[Dataset rows for apps and sites]
::::::::

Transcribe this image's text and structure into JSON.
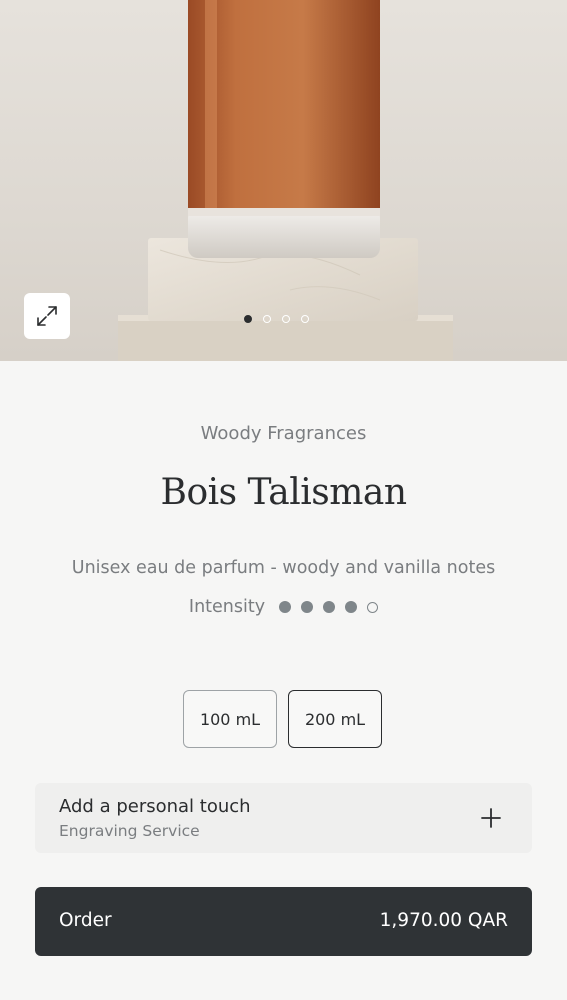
{
  "gallery": {
    "slide_count": 4,
    "active_slide": 1,
    "expand_icon": "expand-arrows-icon"
  },
  "product": {
    "category": "Woody Fragrances",
    "name": "Bois Talisman",
    "description": "Unisex eau de parfum - woody and vanilla notes",
    "intensity_label": "Intensity",
    "intensity_level": 4,
    "intensity_max": 5
  },
  "sizes": {
    "options": [
      "100 mL",
      "200 mL"
    ],
    "selected": "200 mL"
  },
  "engraving": {
    "title": "Add a personal touch",
    "subtitle": "Engraving Service",
    "icon": "plus-icon"
  },
  "order": {
    "label": "Order",
    "price": "1,970.00 QAR"
  },
  "colors": {
    "background": "#f6f6f5",
    "text_primary": "#2b2d2f",
    "text_secondary": "#7a7d80",
    "order_button": "#2f3336",
    "liquid": "#b5653a"
  }
}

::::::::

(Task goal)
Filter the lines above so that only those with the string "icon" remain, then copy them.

(Response to the exercise)
    "expand_icon": "expand-arrows-icon"
    "icon": "plus-icon"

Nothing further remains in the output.